Lebron can do what everyone has been saying he could have done if he had chosen football over basketball in high school, play tight end in the NFL. The Dolphins need a money tight end. It’s a shame that Lebron didn’t consult with the Think Tank Panel (of One) before making his decision, because after hearing this suggestion he could have joined the Browns and then everyone in his home state of Ohio would not hate him. Lebron Plays the NFL season, wins a Super bowl the first week of February takes the rest of the month off and Joins the Heat March 1st. He wins an NBA Title in June just in time to attend minicamp.
After long deliberation, the ThinkTank Panel (of One) has decided to withhold any further comment on the long anticipated NBA Free Agent class this summer.

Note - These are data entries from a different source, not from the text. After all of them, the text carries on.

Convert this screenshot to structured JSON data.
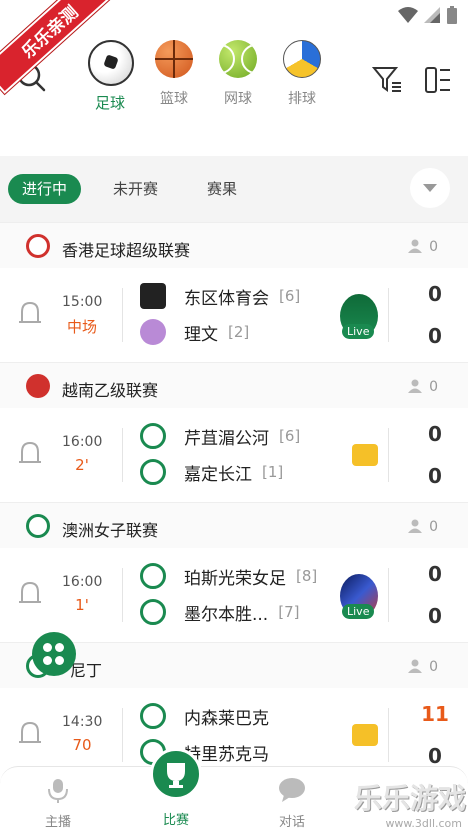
{
  "banner": "乐乐亲测",
  "sports": [
    {
      "label": "足球",
      "icon": "soccer-ball-icon",
      "color": "#ffffff",
      "active": true
    },
    {
      "label": "篮球",
      "icon": "basketball-icon",
      "color": "#e1672b",
      "active": false
    },
    {
      "label": "网球",
      "icon": "tennis-ball-icon",
      "color": "#8ac43f",
      "active": false
    },
    {
      "label": "排球",
      "icon": "volleyball-icon",
      "color": "#2a6fd8",
      "active": false
    }
  ],
  "tabs": {
    "live": "进行中",
    "upcoming": "未开赛",
    "results": "赛果"
  },
  "leagues": [
    {
      "name": "香港足球超级联赛",
      "count": "0",
      "icon": "hk-league-logo",
      "color": "#d0312d",
      "match": {
        "time": "15:00",
        "status": "中场",
        "home": {
          "name": "东区体育会",
          "rank": "[6]"
        },
        "away": {
          "name": "理文",
          "rank": "[2]"
        },
        "home_score": "0",
        "away_score": "0",
        "media": "live",
        "live_label": "Live"
      }
    },
    {
      "name": "越南乙级联赛",
      "count": "0",
      "icon": "vpf-logo",
      "color": "#d0312d",
      "match": {
        "time": "16:00",
        "status": "2'",
        "home": {
          "name": "芹苴湄公河",
          "rank": "[6]"
        },
        "away": {
          "name": "嘉定长江",
          "rank": "[1]"
        },
        "home_score": "0",
        "away_score": "0",
        "media": "animation"
      }
    },
    {
      "name": "澳洲女子联赛",
      "count": "0",
      "icon": "shield-logo",
      "color": "#1a8a50",
      "match": {
        "time": "16:00",
        "status": "1'",
        "home": {
          "name": "珀斯光荣女足",
          "rank": "[8]"
        },
        "away": {
          "name": "墨尔本胜...",
          "rank": "[7]"
        },
        "home_score": "0",
        "away_score": "0",
        "media": "live",
        "live_label": "Live"
      }
    },
    {
      "name": "尼丁",
      "count": "0",
      "icon": "shield-logo",
      "color": "#1a8a50",
      "match": {
        "time": "14:30",
        "status": "70",
        "home": {
          "name": "内森莱巴克",
          "rank": ""
        },
        "away": {
          "name": "特里苏克马",
          "rank": ""
        },
        "home_score": "11",
        "away_score": "0",
        "media": "animation",
        "home_highlight": true
      }
    }
  ],
  "bottom_nav": {
    "broadcast": "主播",
    "matches": "比赛",
    "chat": "对话"
  },
  "watermark": {
    "title": "乐乐游戏",
    "url": "www.3dll.com"
  },
  "colors": {
    "accent": "#1a8a50",
    "live_status": "#e85a1a"
  }
}
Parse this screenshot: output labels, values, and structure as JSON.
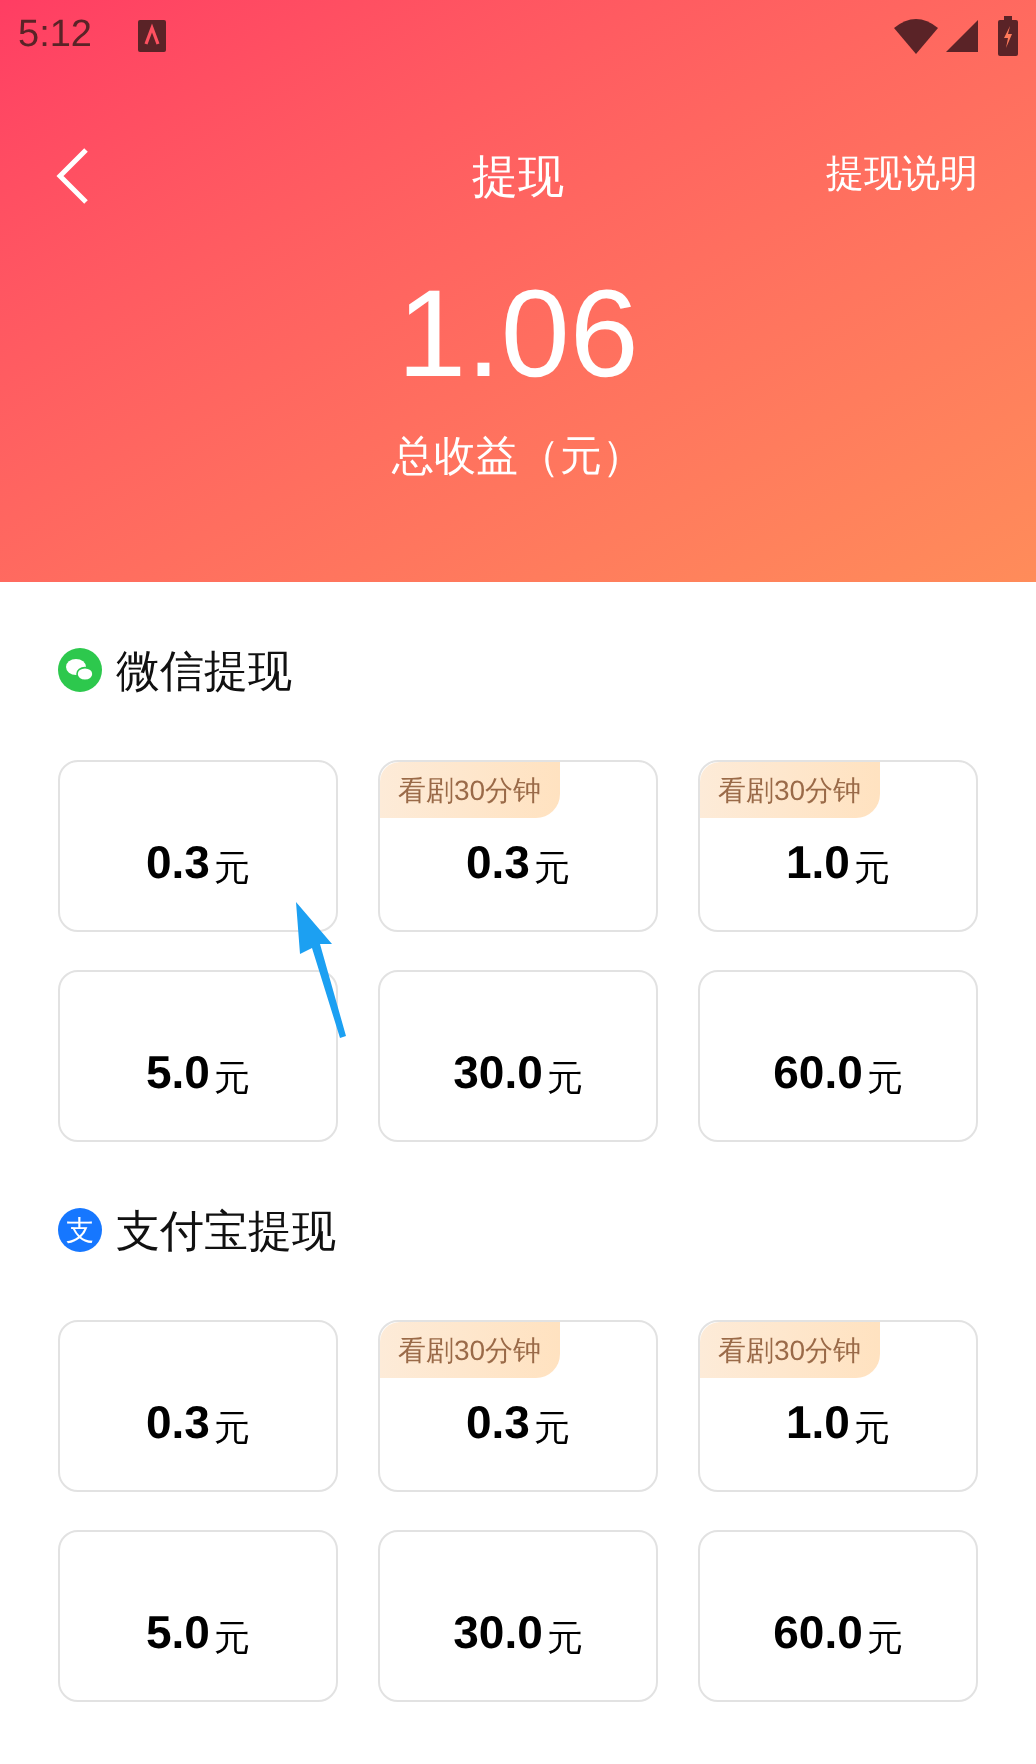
{
  "status_bar": {
    "time": "5:12"
  },
  "header": {
    "title": "提现",
    "link": "提现说明"
  },
  "balance": {
    "amount": "1.06",
    "label": "总收益（元）"
  },
  "sections": [
    {
      "kind": "wechat",
      "title": "微信提现",
      "options": [
        {
          "amount": "0.3",
          "unit": "元"
        },
        {
          "amount": "0.3",
          "unit": "元",
          "badge": "看剧30分钟"
        },
        {
          "amount": "1.0",
          "unit": "元",
          "badge": "看剧30分钟"
        },
        {
          "amount": "5.0",
          "unit": "元"
        },
        {
          "amount": "30.0",
          "unit": "元"
        },
        {
          "amount": "60.0",
          "unit": "元"
        }
      ]
    },
    {
      "kind": "alipay",
      "title": "支付宝提现",
      "icon_text": "支",
      "options": [
        {
          "amount": "0.3",
          "unit": "元"
        },
        {
          "amount": "0.3",
          "unit": "元",
          "badge": "看剧30分钟"
        },
        {
          "amount": "1.0",
          "unit": "元",
          "badge": "看剧30分钟"
        },
        {
          "amount": "5.0",
          "unit": "元"
        },
        {
          "amount": "30.0",
          "unit": "元"
        },
        {
          "amount": "60.0",
          "unit": "元"
        }
      ]
    }
  ]
}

There has long been too many talking heads discussing and predicting the outcome of this free agent crop for the past 3 years. Every conceivable scenario has been proposed, debated and prayed for. For the ThinkTank Panel (of One) to comment further would be brutally redundant. The ThinkTank Panel (of One) will wait to see the end results of an exciting summer of player movement and will then extrapolate the implications of those moves and what they reveal about the NBA players and teams going forward into training camp.
However there is one note the ThinkTank Panel (of One) would like to clarify. The auspice of this summer free agent frenzy is the rare opportunity for the two best individual players in the game to join forces on one team at their physical peak, in Lebron James and Dwyane Wade (all due respect to Kobe who is arguably as good right now, but has peaked in terms of explosiveness.) Make no mistake; Wade and James together is what this summer is all about. Those two together are the big prize. Adding Chris Bosh to that duo would be a pleasant bonus, but that is merely icing on the Wade/James cake. And any other superstar combo, be it a duo, trio, or a full starting 5, will taste less sweet if James and Wade are not the main ingredients.